Arbitration-law-related issues can and do arise at all stages of an arbitration proceeding, and arbitration practitioners must keep in mind that litigation under the Federal Arbitration Act may be necessary to enforce a client’s rights or that such litigation may be brought by the other party.  In the beginning stages of an arbitration, for example, issues may arise as to what the arbitration was intended to cover.  A party may demand arbitration on a few claims, but there may be other actual or potential disputes which, if submitted, would fall within the scope of the arbitration agreement.  Depending on what those claims are, and other considerations, the party against whom arbitration is demanded will want to ensure that the arbitration does or does not encompass those claims.  That requires the party to carefully tailor its own submissions and, if necessary, to object to the other party submitting additional issues once the proceedings are underway. 

The party resisting an arbitration demand may have arguments that some or all of the issues that are the subject of the demand are outside the scope of the arbitration clause.  Those arguments must be carefully preserved, and sometimes it is necessary to seek an order staying the arbitration in whole or in part. 
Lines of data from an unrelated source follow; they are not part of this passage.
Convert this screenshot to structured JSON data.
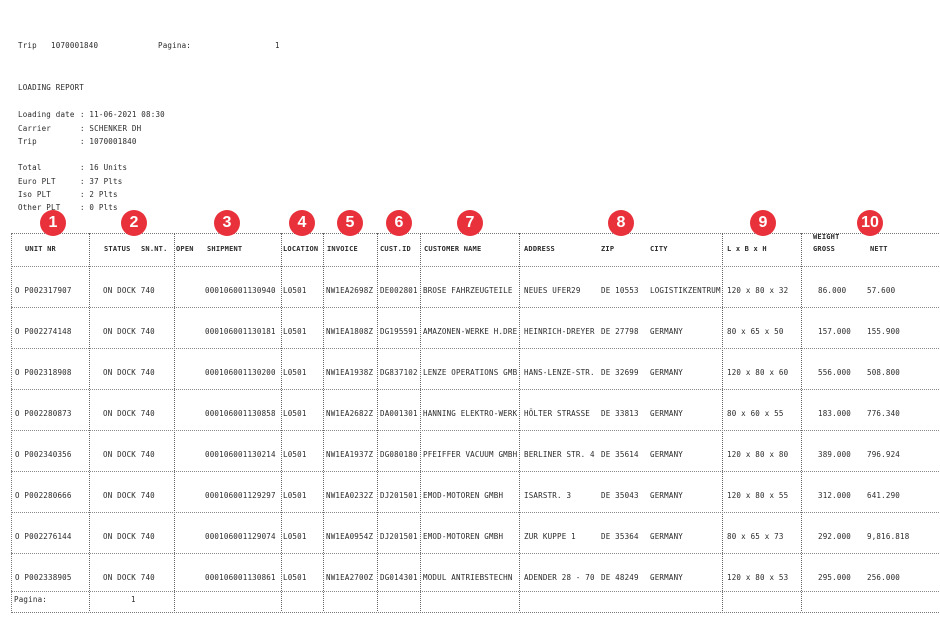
{
  "header": {
    "trip_label": "Trip",
    "trip_value": "1070001840",
    "pagina_label": "Pagina:",
    "pagina_value": "1",
    "report_title": "LOADING REPORT",
    "fields": [
      {
        "label": "Loading date",
        "value": ": 11-06-2021 08:30"
      },
      {
        "label": "Carrier",
        "value": ": SCHENKER DH"
      },
      {
        "label": "Trip",
        "value": ": 1070001840"
      }
    ],
    "totals": [
      {
        "label": "Total",
        "value": ": 16 Units"
      },
      {
        "label": "Euro PLT",
        "value": ": 37 Plts"
      },
      {
        "label": "Iso PLT",
        "value": ": 2 Plts"
      },
      {
        "label": "Other PLT",
        "value": ": 0 Plts"
      }
    ]
  },
  "badges": [
    "1",
    "2",
    "3",
    "4",
    "5",
    "6",
    "7",
    "8",
    "9",
    "10"
  ],
  "columns": {
    "unit_nr": "UNIT NR",
    "status": "STATUS",
    "sn_nt": "SN.NT.",
    "open": "OPEN",
    "shipment": "SHIPMENT",
    "location": "LOCATION",
    "invoice": "INVOICE",
    "cust_id": "CUST.ID",
    "customer_name": "CUSTOMER NAME",
    "address": "ADDRESS",
    "zip": "ZIP",
    "city": "CITY",
    "dims": "L x  B x  H",
    "weight": "WEIGHT",
    "gross": "GROSS",
    "nett": "NETT"
  },
  "rows": [
    {
      "unit": "O P002317907",
      "status": "ON DOCK 740",
      "shipment": "000106001130940",
      "location": "L0501",
      "invoice": "NW1EA2698Z",
      "cust": "DE002801",
      "customer": "BROSE FAHRZEUGTEILE",
      "address": "NEUES UFER29",
      "zip": "DE 10553",
      "city": "LOGISTIKZENTRUM",
      "dims": "120 x  80 x 32",
      "gross": "86.000",
      "nett": "57.600"
    },
    {
      "unit": "O P002274148",
      "status": "ON DOCK 740",
      "shipment": "000106001130181",
      "location": "L0501",
      "invoice": "NW1EA1808Z",
      "cust": "DG195591",
      "customer": "AMAZONEN-WERKE H.DRE",
      "address": "HEINRICH-DREYER",
      "zip": "DE 27798",
      "city": "GERMANY",
      "dims": "80 x  65 x 50",
      "gross": "157.000",
      "nett": "155.900"
    },
    {
      "unit": "O P002318908",
      "status": "ON DOCK 740",
      "shipment": "000106001130200",
      "location": "L0501",
      "invoice": "NW1EA1938Z",
      "cust": "DG837102",
      "customer": "LENZE OPERATIONS GMB",
      "address": "HANS-LENZE-STR.",
      "zip": "DE 32699",
      "city": "GERMANY",
      "dims": "120 x  80 x 60",
      "gross": "556.000",
      "nett": "508.800"
    },
    {
      "unit": "O P002280873",
      "status": "ON DOCK 740",
      "shipment": "000106001130858",
      "location": "L0501",
      "invoice": "NW1EA2682Z",
      "cust": "DA001301",
      "customer": "HANNING ELEKTRO-WERK",
      "address": "HÖLTER STRASSE",
      "zip": "DE 33813",
      "city": "GERMANY",
      "dims": "80 x  60 x 55",
      "gross": "183.000",
      "nett": "776.340"
    },
    {
      "unit": "O P002340356",
      "status": "ON DOCK 740",
      "shipment": "000106001130214",
      "location": "L0501",
      "invoice": "NW1EA1937Z",
      "cust": "DG080180",
      "customer": "PFEIFFER VACUUM GMBH",
      "address": "BERLINER STR. 4",
      "zip": "DE 35614",
      "city": "GERMANY",
      "dims": "120 x  80 x 80",
      "gross": "389.000",
      "nett": "796.924"
    },
    {
      "unit": "O P002280666",
      "status": "ON DOCK 740",
      "shipment": "000106001129297",
      "location": "L0501",
      "invoice": "NW1EA0232Z",
      "cust": "DJ201501",
      "customer": "EMOD-MOTOREN GMBH",
      "address": "ISARSTR. 3",
      "zip": "DE 35043",
      "city": "GERMANY",
      "dims": "120 x  80 x 55",
      "gross": "312.000",
      "nett": "641.290"
    },
    {
      "unit": "O P002276144",
      "status": "ON DOCK 740",
      "shipment": "000106001129074",
      "location": "L0501",
      "invoice": "NW1EA0954Z",
      "cust": "DJ201501",
      "customer": "EMOD-MOTOREN GMBH",
      "address": "ZUR KUPPE 1",
      "zip": "DE 35364",
      "city": "GERMANY",
      "dims": "80 x  65 x 73",
      "gross": "292.000",
      "nett": "9,816.818"
    },
    {
      "unit": "O P002338905",
      "status": "ON DOCK 740",
      "shipment": "000106001130861",
      "location": "L0501",
      "invoice": "NW1EA2700Z",
      "cust": "DG014301",
      "customer": "MODUL ANTRIEBSTECHN",
      "address": "ADENDER 28 - 70",
      "zip": "DE 48249",
      "city": "GERMANY",
      "dims": "120 x  80 x 53",
      "gross": "295.000",
      "nett": "256.000"
    }
  ],
  "footer": {
    "pagina_label": "Pagina:",
    "pagina_value": "1"
  }
}
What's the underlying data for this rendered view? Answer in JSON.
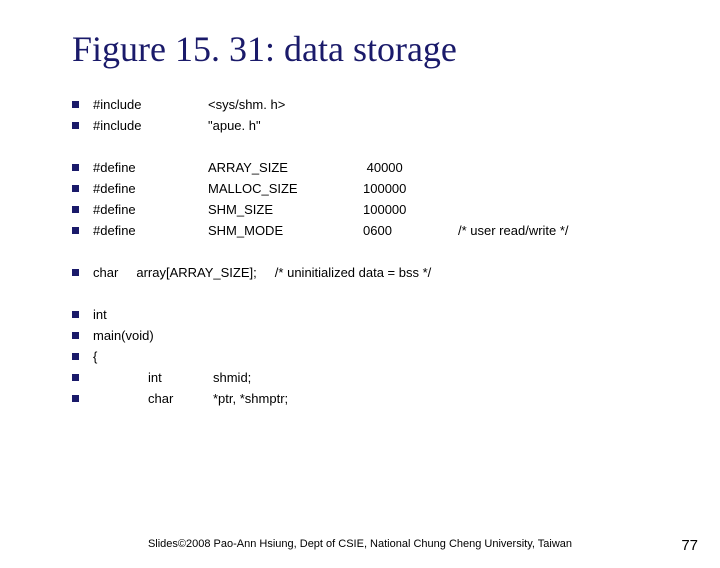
{
  "title": "Figure 15. 31: data storage",
  "rows": [
    {
      "b": true,
      "c0": "#include",
      "c1": "<sys/shm. h>"
    },
    {
      "b": true,
      "c0": "#include",
      "c1": "\"apue. h\""
    },
    {
      "gap": true
    },
    {
      "b": true,
      "c0": "#define",
      "c1": "ARRAY_SIZE",
      "c2": " 40000"
    },
    {
      "b": true,
      "c0": "#define",
      "c1": "MALLOC_SIZE",
      "c2": "100000"
    },
    {
      "b": true,
      "c0": "#define",
      "c1": "SHM_SIZE",
      "c2": "100000"
    },
    {
      "b": true,
      "c0": "#define",
      "c1": "SHM_MODE",
      "c2": "0600",
      "c3": "/* user read/write */"
    },
    {
      "gap": true
    },
    {
      "b": true,
      "full": "char     array[ARRAY_SIZE];     /* uninitialized data = bss */"
    },
    {
      "gap": true
    },
    {
      "b": true,
      "full": "int"
    },
    {
      "b": true,
      "full": "main(void)"
    },
    {
      "b": true,
      "full": "{"
    },
    {
      "b": true,
      "indent": true,
      "c0": "int",
      "c1": "shmid;"
    },
    {
      "b": true,
      "indent": true,
      "c0": "char",
      "c1": "*ptr, *shmptr;"
    }
  ],
  "footer": "Slides©2008 Pao-Ann Hsiung, Dept of CSIE, National Chung Cheng University, Taiwan",
  "page": "77"
}
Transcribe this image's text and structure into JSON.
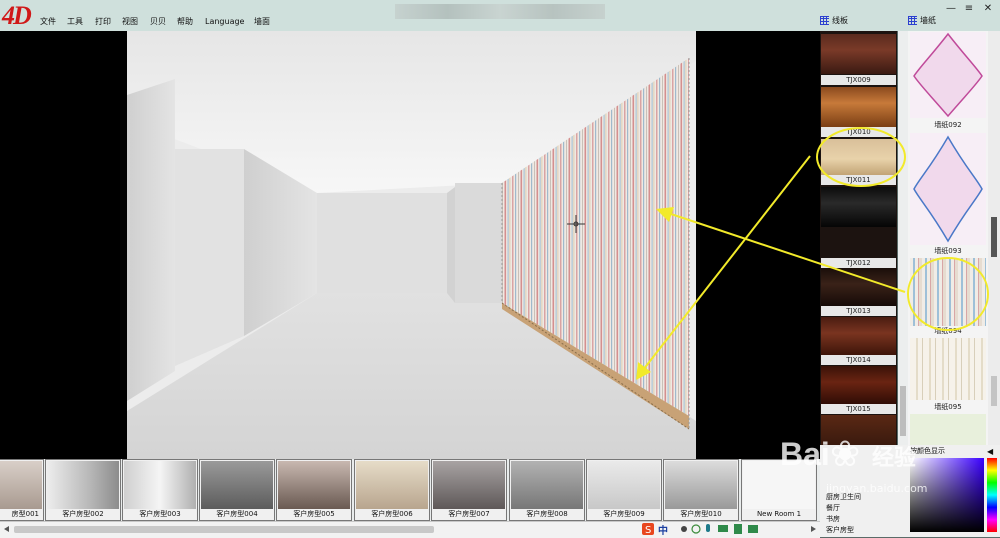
{
  "app": {
    "logo": "4D",
    "menu": [
      "文件",
      "工具",
      "打印",
      "视图",
      "贝贝",
      "帮助",
      "Language",
      "墙面"
    ],
    "window_controls": [
      "—",
      "≡",
      "✕"
    ]
  },
  "panels": {
    "line_board": {
      "title": "线板",
      "items": [
        "TJX009",
        "TJX010",
        "TJX011",
        "TJX012",
        "TJX013",
        "TJX014",
        "TJX015"
      ]
    },
    "wallpaper": {
      "title": "墙纸",
      "items": [
        "墙纸092",
        "墙纸093",
        "墙纸094",
        "墙纸095"
      ]
    }
  },
  "room_types": [
    "厨房卫生间",
    "餐厅",
    "书房",
    "客户房型"
  ],
  "color_panel": {
    "title": "按颜色显示"
  },
  "thumbnails": [
    "房型001",
    "客户房型002",
    "客户房型003",
    "客户房型004",
    "客户房型005",
    "客户房型006",
    "客户房型007",
    "客户房型008",
    "客户房型009",
    "客户房型010",
    "New Room 1"
  ],
  "watermark": {
    "brand": "Bai",
    "brand_cn": "经验",
    "url": "jingyan.baidu.com"
  },
  "taskbar": [
    "中"
  ],
  "colors": {
    "menubar": "#cfe0dc",
    "highlight": "#f2ea2a",
    "logo": "#d01818"
  },
  "icons": [
    "grid-icon",
    "crosshair-icon",
    "sogou-ime-icon"
  ]
}
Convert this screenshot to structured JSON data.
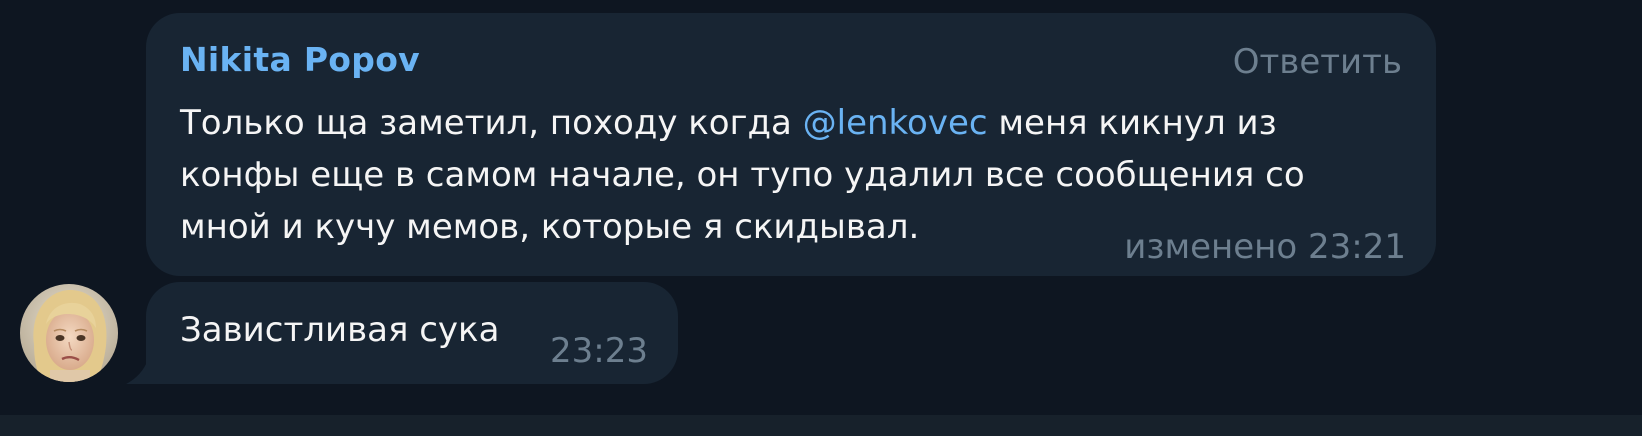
{
  "message1": {
    "sender": "Nikita Popov",
    "reply_label": "Ответить",
    "text_part1": "Только ща заметил, походу когда ",
    "mention": "@lenkovec",
    "text_part2": " меня кикнул из",
    "text_line2": "конфы еще в самом начале, он тупо удалил все сообщения со",
    "text_line3": "мной и кучу мемов, которые я скидывал.",
    "edited_label": "изменено",
    "time": "23:21"
  },
  "message2": {
    "text": "Завистливая сука",
    "time": "23:23"
  },
  "avatar": {
    "icon": "user-avatar-photo"
  },
  "colors": {
    "background": "#0e1621",
    "bubble": "#182533",
    "sender": "#6ab3f3",
    "mention": "#6ab3f3",
    "text": "#f5f5f5",
    "meta": "#6d7f8f"
  }
}
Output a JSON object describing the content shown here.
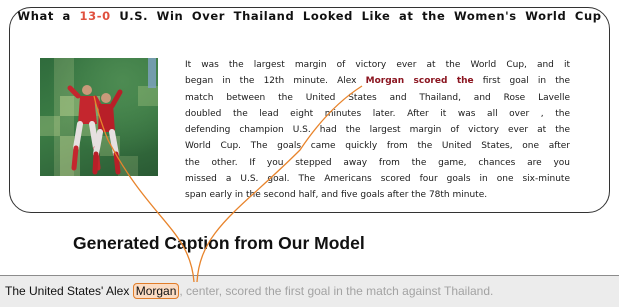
{
  "title": {
    "before": "What a ",
    "score": "13-0",
    "after": " U.S. Win Over Thailand Looked Like at the Women's World Cup"
  },
  "article": {
    "lines": [
      [
        "It was the largest margin of victory ever at the World Cup, and it",
        "",
        ""
      ],
      [
        "began in the 12th minute. Alex ",
        "Morgan scored the",
        " first goal in the"
      ],
      [
        "match between the United States and Thailand, and Rose Lavelle",
        "",
        ""
      ],
      [
        "doubled the lead eight minutes later. After it was all over , the",
        "",
        ""
      ],
      [
        "defending champion U.S. had the largest margin of victory ever at the",
        "",
        ""
      ],
      [
        "World Cup. The goals came quickly from the United States, one after",
        "",
        ""
      ],
      [
        "the other. If you stepped away from the game, chances are you",
        "",
        ""
      ],
      [
        "missed a U.S. goal. The Americans scored four goals in one six-minute",
        "",
        ""
      ],
      [
        "span early in the second half, and five goals after the 78th minute.",
        "",
        ""
      ]
    ]
  },
  "subheading": "Generated Caption from Our Model",
  "caption": {
    "before": "The United States' Alex ",
    "highlight": "Morgan",
    "after": ", center, scored the first goal in the match against Thailand."
  },
  "colors": {
    "connector": "#e8842c",
    "highlight_text": "#8b1520",
    "score": "#e0513f"
  }
}
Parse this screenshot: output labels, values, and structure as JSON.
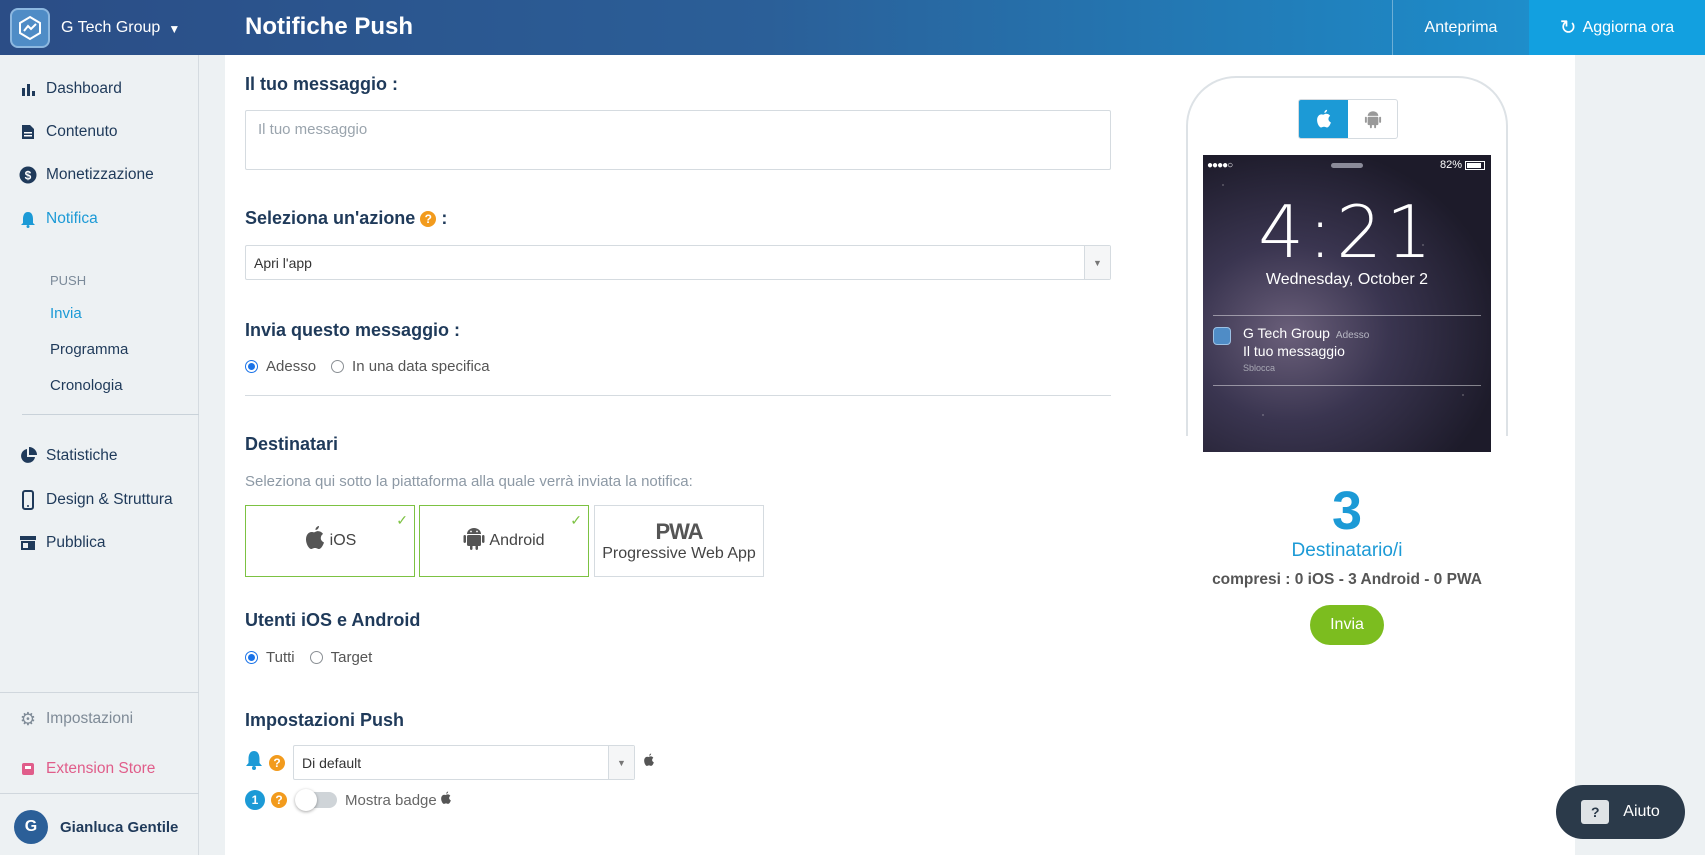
{
  "header": {
    "brand": "G Tech Group",
    "title": "Notifiche Push",
    "preview_label": "Anteprima",
    "update_label": "Aggiorna ora"
  },
  "sidebar": {
    "items": [
      {
        "label": "Dashboard",
        "icon": "bar-chart-icon"
      },
      {
        "label": "Contenuto",
        "icon": "document-icon"
      },
      {
        "label": "Monetizzazione",
        "icon": "dollar-icon"
      },
      {
        "label": "Notifica",
        "icon": "bell-icon"
      },
      {
        "label": "Statistiche",
        "icon": "pie-chart-icon"
      },
      {
        "label": "Design & Struttura",
        "icon": "phone-icon"
      },
      {
        "label": "Pubblica",
        "icon": "store-icon"
      }
    ],
    "sub_heading": "PUSH",
    "sub_items": [
      "Invia",
      "Programma",
      "Cronologia"
    ],
    "settings_label": "Impostazioni",
    "extension_label": "Extension Store",
    "user_name": "Gianluca Gentile",
    "user_initial": "G"
  },
  "form": {
    "message_label": "Il tuo messaggio :",
    "message_placeholder": "Il tuo messaggio",
    "action_label": "Seleziona un'azione",
    "action_colon": ":",
    "action_value": "Apri l'app",
    "send_when_label": "Invia questo messaggio :",
    "send_now": "Adesso",
    "send_date": "In una data specifica",
    "recipients_label": "Destinatari",
    "recipients_hint": "Seleziona qui sotto la piattaforma alla quale verrà inviata la notifica:",
    "platform_ios": "iOS",
    "platform_android": "Android",
    "pwa_logo": "PWA",
    "platform_pwa": "Progressive Web App",
    "users_label": "Utenti iOS e Android",
    "users_all": "Tutti",
    "users_target": "Target",
    "push_settings_label": "Impostazioni Push",
    "sound_value": "Di default",
    "badge_number": "1",
    "badge_label": "Mostra badge"
  },
  "preview": {
    "battery": "82%",
    "time": "4:21",
    "date": "Wednesday, October 2",
    "notif_app": "G Tech Group",
    "notif_time": "Adesso",
    "notif_message": "Il tuo messaggio",
    "notif_sub": "Sblocca"
  },
  "summary": {
    "count": "3",
    "count_label": "Destinatario/i",
    "detail": "compresi : 0 iOS - 3 Android - 0 PWA",
    "send_label": "Invia"
  },
  "help": {
    "label": "Aiuto"
  },
  "colors": {
    "accent": "#1c9ad6",
    "send": "#7cbd1f",
    "help_badge": "#f29b1d",
    "selected_border": "#7cc242"
  }
}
The party seeking arbitration may need to compel arbitration if the other party is resisting arbitration.  That requires court intervention and both parties must be prepared to brief the applicable law and facts.  Or perhaps the arbitration clause is self-executing, allowing a party to appoint a defaulting party’s arbitrator and proceed ex parte.  In that case, the non-defaulting party may be unable to compel arbitration, but must take special care to ensure that the resulting default award is enforceable. 

Arbitrator selection is another area where arbitration-law issues arise.  It might be necessary to compel a party to participate in arbitration selection or request that a court appoint an arbitrator.  If, at some point in the proceedings, one of the arbitrators dies or resigns, a number of important issues must be addressed.  The process of arbitrator disclosure is yet another area where arbitration law must guide strategy.   

Confirming or vacating awards requires knowledge of arbitration law and careful attention to strategy long before an award is rendered.  There may be grounds for vacating an award, but those grounds generally must be preserved during the proceedings.  There are also important deadlines that must be met and those deadlines may be triggered with respect to certain interim final awards long before the arbitration proceeding itself is concluded.  

Once an award is issued issues may arise as to whether it is ambiguous or whether it may be modified by the arbitrators.  Or arbitrators may purport to retain jurisdiction when they are not entitled to do so.  Dealing with these issues requires careful attention to arbitration law.   

When Federal Arbitration Act litigation is necessary, counsel need to know how to address the various procedural issues that arise, including subject matter jurisdiction, service, personal jurisdiction, the necessity of treating the proceeding as a motion and a host of other matters.   And counsel must know the extent to which procedural rules are supplied by the Federal Arbitration Act itself, state arbitration law, the Federal Rules of Procedure or state procedural rules. 

This is just a broad overview:  There are literally dozens of issues that may arise, including ones implicating state general contract law, the Federal Arbitration Act itself, state arbitration law, choice-of-law rules, and federal preemption doctrine.  Handling arbitration-related litigation demands special expertise, just as handling the underlying arbitration demands such expertise.  Practitioners and clients that fail to pay careful attention to this ever-evolving area of the law do so at their peril.